New market study, "South Korea Power Report Q2 2013", has been published

From: Fast Market Research, Inc.
Published: Sat Apr 20 2013

Despite the increased concerns surrounding the safety of nuclear power plants, with several South Korean reactors found to use uncertified parts, the country is likely to forge ahead with its plans to expand its nuclear capacity, even as it builds new coal and gas generation.. Electricity demand remains at an all-time high, and the tight demand and supply conditions have pushed the government to accelerate its award of approvals for building of new gas and coal plants. The country has embarked on an ambitious project with a US laboratory, K-DEMO, with the aim of developing a commercially viable fusion reactor and plans to invest KRW1trn in the project.

We forecast overall power generation in South Korea to grow an average of 4.3% per annum between 2013 and 2022, reaching 767.4 terawatt hours (TWh). While coal- and gas-fired generation continue to be vital, we expect most of this growth to come from nuclear generation, which we expect will lead growth in generation in the second half of our 10-year forecast period.

Full Report Details at

That said, we expect the country to continue adding thermal capacity to avoid further supply shortfalls, which it experienced in September 2011. With South Korea recording several incidents where the surge in power consumption resulted in generation dipping into the 4,000 megawatt (MW) reserve buffer level set out by the government, the construction of eight coal-fired plants was approved (adding an estimated 2740MW) by private operators by 2027. The government further approved the construction of another six gas-fired plants (adding an estimated 5060MW to the system), which are to become operational between 2015 and 2017. This is in line with our expectations for the increasingly cautious government to look to other forms of generation to fill the supply gap, given public distrust in nuclear generators.

Key trends and changes in the industry:

* Although we believe that the bulk of growth in generation capacity will continue to be from nuclear, with growth in this sector anticipated to average 5.1% per annum between 2013 and 2022, the incidents of falsely certified parts found for various nuclear plants have increased public distrust in nuclear power and stall the opening of new capacity. A poll commissioned by the Economics Ministry, published in November 2012, recorded a plunge in public confidence in the safety of nuclear plants, with only 35% considering nuclear power safe compared to 71% in a similar survey done in January 2010. In line with our expectations, the government has turned to other forms of power generation, namely gas and coal generation. It remains to be seen if these heightened safety concerns will persist and thus continue to pose downside risks to our nuclear generation forecasts. That said, the tight demand and supply situation has forced the government to restart most of its nuclear plants (including Uljin-1 reactor, which was shut due to a malfunction).

About Fast Market Research

Fast Market Research is an online aggregator and distributor of market research and business information.
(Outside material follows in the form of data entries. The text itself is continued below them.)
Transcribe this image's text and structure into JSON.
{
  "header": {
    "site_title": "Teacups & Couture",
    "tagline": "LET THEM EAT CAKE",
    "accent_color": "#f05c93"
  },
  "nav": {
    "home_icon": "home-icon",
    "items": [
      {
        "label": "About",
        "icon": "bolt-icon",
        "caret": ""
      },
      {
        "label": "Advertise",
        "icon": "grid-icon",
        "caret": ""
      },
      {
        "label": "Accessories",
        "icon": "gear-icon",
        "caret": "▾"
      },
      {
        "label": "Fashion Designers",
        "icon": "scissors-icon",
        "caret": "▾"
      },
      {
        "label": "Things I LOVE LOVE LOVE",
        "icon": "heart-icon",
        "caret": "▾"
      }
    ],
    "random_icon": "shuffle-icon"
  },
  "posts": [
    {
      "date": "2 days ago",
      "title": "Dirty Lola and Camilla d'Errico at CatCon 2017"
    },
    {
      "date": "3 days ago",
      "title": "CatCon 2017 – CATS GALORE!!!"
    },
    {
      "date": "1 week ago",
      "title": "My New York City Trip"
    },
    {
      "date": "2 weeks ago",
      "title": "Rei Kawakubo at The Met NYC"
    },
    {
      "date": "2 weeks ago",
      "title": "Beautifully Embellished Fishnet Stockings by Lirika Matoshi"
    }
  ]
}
We represent the world's top research publishers and analysts and provide quick and easy access to the best competitive intelligence available.

For more information about these or related research reports, please visit our website at or call us at 1.800.844.8156.

You may also be interested in these related reports:

- Kazakhstan Power Report Q2 2013
- Power Transmission and Distribution (T&D) Scenario in Brazil, Russia, India, Indonesia, China and South Africa (BRIICS) - Infrastructure, Investment and Regulations Analysis to 2020
- South Africa Power Report Q1 2013
- Pakistan Power Report Q2 2013
- Kenya Power Report Q2 2013

Company: Fast Market Research, Inc.
Contact Name: Bill Thompson
Contact Email:
Contact Phone: 1-413-485-7001

Visit website »